Page and application data records
══════════════════════════════

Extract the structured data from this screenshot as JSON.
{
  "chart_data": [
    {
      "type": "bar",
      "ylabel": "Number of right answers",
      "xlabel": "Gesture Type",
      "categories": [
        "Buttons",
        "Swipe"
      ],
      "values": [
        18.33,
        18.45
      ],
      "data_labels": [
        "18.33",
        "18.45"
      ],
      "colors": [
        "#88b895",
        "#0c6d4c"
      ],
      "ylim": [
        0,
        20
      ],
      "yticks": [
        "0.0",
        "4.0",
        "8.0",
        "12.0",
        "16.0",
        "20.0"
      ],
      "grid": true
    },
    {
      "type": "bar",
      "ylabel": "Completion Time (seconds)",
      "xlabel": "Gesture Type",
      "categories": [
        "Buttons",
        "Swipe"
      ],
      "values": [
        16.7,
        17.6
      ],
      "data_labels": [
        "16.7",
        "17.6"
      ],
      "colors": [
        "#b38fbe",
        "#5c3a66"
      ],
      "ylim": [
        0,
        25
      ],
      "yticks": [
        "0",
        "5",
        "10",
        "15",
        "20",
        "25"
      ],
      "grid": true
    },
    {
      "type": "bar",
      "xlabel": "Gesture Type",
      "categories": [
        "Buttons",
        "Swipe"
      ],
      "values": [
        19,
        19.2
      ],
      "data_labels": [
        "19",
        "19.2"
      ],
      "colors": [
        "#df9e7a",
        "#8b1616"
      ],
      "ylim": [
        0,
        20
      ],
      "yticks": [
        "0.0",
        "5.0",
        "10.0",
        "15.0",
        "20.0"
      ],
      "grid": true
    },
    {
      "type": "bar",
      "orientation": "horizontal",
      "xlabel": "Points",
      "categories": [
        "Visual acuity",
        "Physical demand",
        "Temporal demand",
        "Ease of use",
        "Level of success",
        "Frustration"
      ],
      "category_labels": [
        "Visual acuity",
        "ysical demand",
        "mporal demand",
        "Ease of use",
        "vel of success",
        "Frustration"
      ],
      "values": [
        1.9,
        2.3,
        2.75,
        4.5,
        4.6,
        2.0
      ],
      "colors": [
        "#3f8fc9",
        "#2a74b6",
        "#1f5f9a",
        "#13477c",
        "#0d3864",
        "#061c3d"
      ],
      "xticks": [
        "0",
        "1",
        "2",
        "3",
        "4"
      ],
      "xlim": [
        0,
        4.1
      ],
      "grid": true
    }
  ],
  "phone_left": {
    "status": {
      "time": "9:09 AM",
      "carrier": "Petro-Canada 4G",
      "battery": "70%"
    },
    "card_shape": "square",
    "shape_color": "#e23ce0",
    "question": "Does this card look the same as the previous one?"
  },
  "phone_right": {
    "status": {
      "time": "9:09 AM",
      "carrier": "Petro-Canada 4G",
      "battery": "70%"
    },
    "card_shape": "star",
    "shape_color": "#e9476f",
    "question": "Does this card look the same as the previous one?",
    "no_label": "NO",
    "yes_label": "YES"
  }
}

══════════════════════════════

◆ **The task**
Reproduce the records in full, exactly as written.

◆ **Result**
Extract the structured data from this screenshot as JSON.
{
  "chart_data": [
    {
      "type": "bar",
      "ylabel": "Number of right answers",
      "xlabel": "Gesture Type",
      "categories": [
        "Buttons",
        "Swipe"
      ],
      "values": [
        18.33,
        18.45
      ],
      "data_labels": [
        "18.33",
        "18.45"
      ],
      "colors": [
        "#88b895",
        "#0c6d4c"
      ],
      "ylim": [
        0,
        20
      ],
      "yticks": [
        "0.0",
        "4.0",
        "8.0",
        "12.0",
        "16.0",
        "20.0"
      ],
      "grid": true
    },
    {
      "type": "bar",
      "ylabel": "Completion Time (seconds)",
      "xlabel": "Gesture Type",
      "categories": [
        "Buttons",
        "Swipe"
      ],
      "values": [
        16.7,
        17.6
      ],
      "data_labels": [
        "16.7",
        "17.6"
      ],
      "colors": [
        "#b38fbe",
        "#5c3a66"
      ],
      "ylim": [
        0,
        25
      ],
      "yticks": [
        "0",
        "5",
        "10",
        "15",
        "20",
        "25"
      ],
      "grid": true
    },
    {
      "type": "bar",
      "xlabel": "Gesture Type",
      "categories": [
        "Buttons",
        "Swipe"
      ],
      "values": [
        19,
        19.2
      ],
      "data_labels": [
        "19",
        "19.2"
      ],
      "colors": [
        "#df9e7a",
        "#8b1616"
      ],
      "ylim": [
        0,
        20
      ],
      "yticks": [
        "0.0",
        "5.0",
        "10.0",
        "15.0",
        "20.0"
      ],
      "grid": true
    },
    {
      "type": "bar",
      "orientation": "horizontal",
      "xlabel": "Points",
      "categories": [
        "Visual acuity",
        "Physical demand",
        "Temporal demand",
        "Ease of use",
        "Level of success",
        "Frustration"
      ],
      "category_labels": [
        "Visual acuity",
        "ysical demand",
        "mporal demand",
        "Ease of use",
        "vel of success",
        "Frustration"
      ],
      "values": [
        1.9,
        2.3,
        2.75,
        4.5,
        4.6,
        2.0
      ],
      "colors": [
        "#3f8fc9",
        "#2a74b6",
        "#1f5f9a",
        "#13477c",
        "#0d3864",
        "#061c3d"
      ],
      "xticks": [
        "0",
        "1",
        "2",
        "3",
        "4"
      ],
      "xlim": [
        0,
        4.1
      ],
      "grid": true
    }
  ],
  "phone_left": {
    "status": {
      "time": "9:09 AM",
      "carrier": "Petro-Canada 4G",
      "battery": "70%"
    },
    "card_shape": "square",
    "shape_color": "#e23ce0",
    "question": "Does this card look the same as the previous one?"
  },
  "phone_right": {
    "status": {
      "time": "9:09 AM",
      "carrier": "Petro-Canada 4G",
      "battery": "70%"
    },
    "card_shape": "star",
    "shape_color": "#e9476f",
    "question": "Does this card look the same as the previous one?",
    "no_label": "NO",
    "yes_label": "YES"
  }
}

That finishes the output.